One of the most captivating things about encaustic is the way that the thin layers of beeswax lend an atmospheric quality to the paintings. While this layering is one of the main things that encaustic artists enjoy and exploit with the medium, it can also be tricky to manage- the layered structure of the paintings can be their downfall if not done correctly, leading to chipping, peeling, or separation of the layers. This can mean disaster for the longevity of the artwork. But by following some basic working guidelines, these problems can be avoided.
The first thing to consider is the type of wax you use. Traditionally, encaustic painting employs clarified beeswax. You’ll want to make sure that your beeswax is mechanically clarified, and not simply bleached. If your was is bleached to become white, it means that the impurities in the wax have not been removed, and may revert to their original colors, or become cloudy in the future. Most encaustic artists use tempered beeswax- wax that has been combined with a small amount of a harder substance that gives the wax a harder surface when cool. Damar crystals are popular, and a ratio of 1:9, damar to wax, works well. You can play around with this ratio to get results that suit you and your work. Other artists may use caranuba wax pellets. If too much of the hardening wax or resin is added, the wax may become too brittle for painting and actually contribute to the finished painting breaking in the future. You can buy damar crystals from Daniel Smith, or R&F. R&F Encaustic also sells blocks of encaustic medium that are ready to go… and wonderful to use, though the cost adds up fast. An alternative is to make your own. Another alternative that I use is to do most of the under painting in plain beeswax, and finish the upper layers with tempered wax. I imagine that the slightly more flexible under layers fuse a bit more readily, making for a less brittle painting, and cutting the cost and work of making/buying medium.
You might be wondering- what about other waxes? Can’t I use the big block of candle wax in my garage? There are artists out there experimenting with various types of wax…. every wax has it’s own qualities: Different hardnesses, different melting and burning points, different smells, or clarity or color. If you are interested in different waxes, I’d say go for it- but be careful. And be sure to test the strength and resilience of the wax as used in your work. All of this said, I stick with beeswax. It has stood the test of time (thousands of years!), is predictable, and smells wonderful in the studio when heated. I keep some melted parafin wax in a container on my pallet for rinsing my brushes between colors, and that’s about it.
Laying down the wax, above, and below.
When painting in encaustic, we are essentially laying down layer after layer of thin wax. It may look solid, but what you can’t see is that these layers will remain discreet- and susceptable to separation until fused. Fusing is simply the process of applying heat to create a bond between the wax layers, making the piece into one whole, instead of many sheets of wax.
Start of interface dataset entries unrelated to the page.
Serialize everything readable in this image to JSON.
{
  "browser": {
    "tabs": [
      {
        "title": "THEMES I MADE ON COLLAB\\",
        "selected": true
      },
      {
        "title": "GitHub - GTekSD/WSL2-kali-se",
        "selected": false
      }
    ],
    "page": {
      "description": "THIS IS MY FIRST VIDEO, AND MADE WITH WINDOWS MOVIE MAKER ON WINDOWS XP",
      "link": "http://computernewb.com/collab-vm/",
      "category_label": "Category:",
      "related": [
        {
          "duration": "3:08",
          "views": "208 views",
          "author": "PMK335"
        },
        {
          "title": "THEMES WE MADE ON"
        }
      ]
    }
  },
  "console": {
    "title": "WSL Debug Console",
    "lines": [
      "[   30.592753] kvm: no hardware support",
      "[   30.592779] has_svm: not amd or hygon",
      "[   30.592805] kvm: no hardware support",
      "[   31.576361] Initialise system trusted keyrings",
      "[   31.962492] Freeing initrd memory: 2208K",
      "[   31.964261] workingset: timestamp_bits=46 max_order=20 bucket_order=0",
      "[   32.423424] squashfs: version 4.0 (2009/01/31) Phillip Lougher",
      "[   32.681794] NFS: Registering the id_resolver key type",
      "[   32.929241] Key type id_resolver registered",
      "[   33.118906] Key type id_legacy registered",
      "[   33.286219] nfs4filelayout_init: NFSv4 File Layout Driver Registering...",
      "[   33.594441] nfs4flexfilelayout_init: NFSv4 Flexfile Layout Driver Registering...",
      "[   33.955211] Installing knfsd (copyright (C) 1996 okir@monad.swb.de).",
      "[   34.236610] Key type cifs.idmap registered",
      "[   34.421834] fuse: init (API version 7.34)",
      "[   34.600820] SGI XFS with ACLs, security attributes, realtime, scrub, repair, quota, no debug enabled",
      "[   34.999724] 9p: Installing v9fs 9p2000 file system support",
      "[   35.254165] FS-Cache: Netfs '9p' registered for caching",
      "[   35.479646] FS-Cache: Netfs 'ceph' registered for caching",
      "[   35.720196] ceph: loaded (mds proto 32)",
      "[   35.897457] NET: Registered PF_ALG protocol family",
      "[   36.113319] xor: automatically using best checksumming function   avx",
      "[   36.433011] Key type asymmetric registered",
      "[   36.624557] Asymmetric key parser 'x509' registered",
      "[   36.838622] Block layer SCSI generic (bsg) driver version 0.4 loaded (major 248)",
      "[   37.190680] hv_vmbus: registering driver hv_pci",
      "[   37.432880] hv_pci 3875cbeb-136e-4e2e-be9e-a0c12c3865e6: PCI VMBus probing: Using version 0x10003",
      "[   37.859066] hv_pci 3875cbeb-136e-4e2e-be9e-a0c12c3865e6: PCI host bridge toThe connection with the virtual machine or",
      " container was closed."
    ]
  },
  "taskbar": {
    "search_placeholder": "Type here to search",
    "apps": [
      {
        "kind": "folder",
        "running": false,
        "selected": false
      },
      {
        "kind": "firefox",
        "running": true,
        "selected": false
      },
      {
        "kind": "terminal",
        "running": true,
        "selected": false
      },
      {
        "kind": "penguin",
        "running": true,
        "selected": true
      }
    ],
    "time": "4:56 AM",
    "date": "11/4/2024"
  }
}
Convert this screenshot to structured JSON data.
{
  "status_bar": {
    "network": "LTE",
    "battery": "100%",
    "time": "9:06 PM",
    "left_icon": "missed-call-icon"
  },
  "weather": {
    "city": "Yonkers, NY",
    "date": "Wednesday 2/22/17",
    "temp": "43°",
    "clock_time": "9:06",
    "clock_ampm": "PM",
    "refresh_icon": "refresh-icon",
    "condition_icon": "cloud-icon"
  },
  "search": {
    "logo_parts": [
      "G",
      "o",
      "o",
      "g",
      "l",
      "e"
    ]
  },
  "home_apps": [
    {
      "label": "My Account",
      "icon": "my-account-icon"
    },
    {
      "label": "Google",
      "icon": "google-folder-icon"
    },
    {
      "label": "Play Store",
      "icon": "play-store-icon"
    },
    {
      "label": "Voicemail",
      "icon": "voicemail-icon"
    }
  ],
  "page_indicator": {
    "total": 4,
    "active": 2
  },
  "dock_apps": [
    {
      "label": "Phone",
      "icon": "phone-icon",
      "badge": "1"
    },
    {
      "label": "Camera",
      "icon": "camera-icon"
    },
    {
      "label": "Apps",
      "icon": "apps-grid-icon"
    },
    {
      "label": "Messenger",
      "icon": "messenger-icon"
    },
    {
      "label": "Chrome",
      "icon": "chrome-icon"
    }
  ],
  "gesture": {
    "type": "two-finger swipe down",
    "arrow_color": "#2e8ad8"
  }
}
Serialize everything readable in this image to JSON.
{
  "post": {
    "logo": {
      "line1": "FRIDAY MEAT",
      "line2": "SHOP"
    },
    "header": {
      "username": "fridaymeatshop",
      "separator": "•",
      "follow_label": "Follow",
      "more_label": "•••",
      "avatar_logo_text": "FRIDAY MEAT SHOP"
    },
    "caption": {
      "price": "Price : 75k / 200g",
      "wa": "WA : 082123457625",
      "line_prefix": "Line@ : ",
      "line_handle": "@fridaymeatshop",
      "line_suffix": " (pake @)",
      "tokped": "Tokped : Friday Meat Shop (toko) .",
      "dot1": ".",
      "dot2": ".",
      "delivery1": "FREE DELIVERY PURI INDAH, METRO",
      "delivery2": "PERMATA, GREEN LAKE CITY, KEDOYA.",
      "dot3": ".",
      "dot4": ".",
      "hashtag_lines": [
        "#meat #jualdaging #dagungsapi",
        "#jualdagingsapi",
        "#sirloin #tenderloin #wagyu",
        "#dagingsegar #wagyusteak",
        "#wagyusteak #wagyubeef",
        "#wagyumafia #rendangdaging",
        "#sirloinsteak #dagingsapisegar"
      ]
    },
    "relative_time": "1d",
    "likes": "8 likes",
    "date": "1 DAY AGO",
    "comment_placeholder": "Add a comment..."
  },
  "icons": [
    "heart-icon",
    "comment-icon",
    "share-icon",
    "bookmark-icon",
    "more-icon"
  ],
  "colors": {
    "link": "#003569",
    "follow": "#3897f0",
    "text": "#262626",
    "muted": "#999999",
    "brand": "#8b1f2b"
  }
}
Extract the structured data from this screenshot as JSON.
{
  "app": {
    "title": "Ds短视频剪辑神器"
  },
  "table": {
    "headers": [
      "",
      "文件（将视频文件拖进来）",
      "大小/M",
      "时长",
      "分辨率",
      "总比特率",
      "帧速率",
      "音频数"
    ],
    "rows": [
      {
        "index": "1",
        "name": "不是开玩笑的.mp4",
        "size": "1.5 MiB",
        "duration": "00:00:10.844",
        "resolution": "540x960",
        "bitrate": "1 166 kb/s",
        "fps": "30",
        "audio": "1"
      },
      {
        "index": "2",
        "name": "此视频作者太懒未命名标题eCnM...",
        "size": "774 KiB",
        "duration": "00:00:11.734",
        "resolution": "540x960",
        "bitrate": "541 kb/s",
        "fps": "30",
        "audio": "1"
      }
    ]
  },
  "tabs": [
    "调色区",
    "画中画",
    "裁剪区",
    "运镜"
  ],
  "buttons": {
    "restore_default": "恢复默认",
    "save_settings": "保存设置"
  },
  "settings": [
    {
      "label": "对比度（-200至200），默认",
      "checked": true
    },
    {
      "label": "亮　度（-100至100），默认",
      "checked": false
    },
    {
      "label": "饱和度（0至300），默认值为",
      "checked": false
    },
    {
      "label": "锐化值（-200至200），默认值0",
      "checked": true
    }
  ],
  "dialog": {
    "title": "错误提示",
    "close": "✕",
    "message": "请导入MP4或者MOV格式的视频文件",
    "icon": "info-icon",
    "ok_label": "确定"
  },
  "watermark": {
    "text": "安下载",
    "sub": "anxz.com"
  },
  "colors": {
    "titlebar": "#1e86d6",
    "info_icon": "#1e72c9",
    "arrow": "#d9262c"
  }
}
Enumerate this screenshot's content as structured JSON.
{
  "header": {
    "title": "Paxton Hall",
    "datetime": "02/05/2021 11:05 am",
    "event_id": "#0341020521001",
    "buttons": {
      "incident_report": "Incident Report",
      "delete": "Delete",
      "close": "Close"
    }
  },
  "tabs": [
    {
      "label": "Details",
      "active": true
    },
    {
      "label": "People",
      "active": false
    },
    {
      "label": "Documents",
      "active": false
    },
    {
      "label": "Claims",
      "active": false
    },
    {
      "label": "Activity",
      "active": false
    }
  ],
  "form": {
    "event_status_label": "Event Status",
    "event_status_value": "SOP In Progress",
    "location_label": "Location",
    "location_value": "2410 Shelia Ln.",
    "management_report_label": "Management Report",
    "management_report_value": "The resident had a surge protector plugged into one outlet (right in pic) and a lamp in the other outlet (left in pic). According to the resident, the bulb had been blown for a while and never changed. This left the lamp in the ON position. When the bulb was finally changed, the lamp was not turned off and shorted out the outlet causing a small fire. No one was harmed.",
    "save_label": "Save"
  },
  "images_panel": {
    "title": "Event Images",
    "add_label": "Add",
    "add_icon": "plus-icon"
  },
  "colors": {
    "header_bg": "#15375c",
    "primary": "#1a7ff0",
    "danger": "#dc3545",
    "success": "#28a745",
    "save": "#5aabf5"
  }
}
I talked about this in my safety post- what tools I use and why.
To recap, people use many tools, ranging from incandescent light fixtures to torches. I use a heat gun almost exclusively- occasionally I use a small travel iron. R&F sells a stick fuser, with exchangeable tips, and I’ve heard that someone out there designed an encaustic pen, though I’ve never seen one. I’d like to learn how to use a torch sometime, but for now, a heat gun is my indispensable tool. I can control the heat, the depth of the fusing, and any movement I get in the wax. Using a heat gun takes a lot of practice, and with time, you will develop your own intuitive sense of how to use the gun to best effect for your work. The drawback is that if I am not paying absolute attention, I can fuse too deeply and accidentally melt areas by accident. This is true for any fusing method, though. So remember: fusing takes attention!
Above, beginning to fuse the first two layers of wax.
Here, you can see where the wax darkened as it seeped into the paper ground. This makes for a very stable base to work on.
To make things more complicated, different waxes on your painting may melt at different rates. Beeswax medium made with damar melts at a lower temperature than plain beeswax. encaustic paint melts at different rates, depending on the pigment used. So, when it comes to fusing, it really pays off to play around and get to know your tools and materials.
Melting a block of paint onto the griddle.
Mixing some beeswax into the melted paint can give it some luminosity.
When I paint, I deeply fuse my underlayers of the painting. If the painting is backed with paper or fabric, I fuse until the backing darkens slightly, indicating that the wax has penetrated. (like in the picture above) It is a little harder to gauge when painting directly onto wood, or encaustic gesso, as those surfaces don’t darken, but you essentially want to make sure that you are creating a solid base for your painting. As I add the first layers, I continue to fuse thoroughly. As I work my way up to the surface of the painting, I fuse more and more lightly, so as to not upset the paint I’ve already laid down. I tend to lay down layers of clear beeswax between collage or painted layers to act as a buffer to subsequent heating. My final layers are usually delicate, and require only the lightest of fusing. I run the heat gun at a bit of a distance, and only until the wax goes from matte to glossy, then I immediately move the heat.
Through trial and error, experimentation and observation, you’ll get to know the wax, and find a way of layering and fusing that works for you and your work.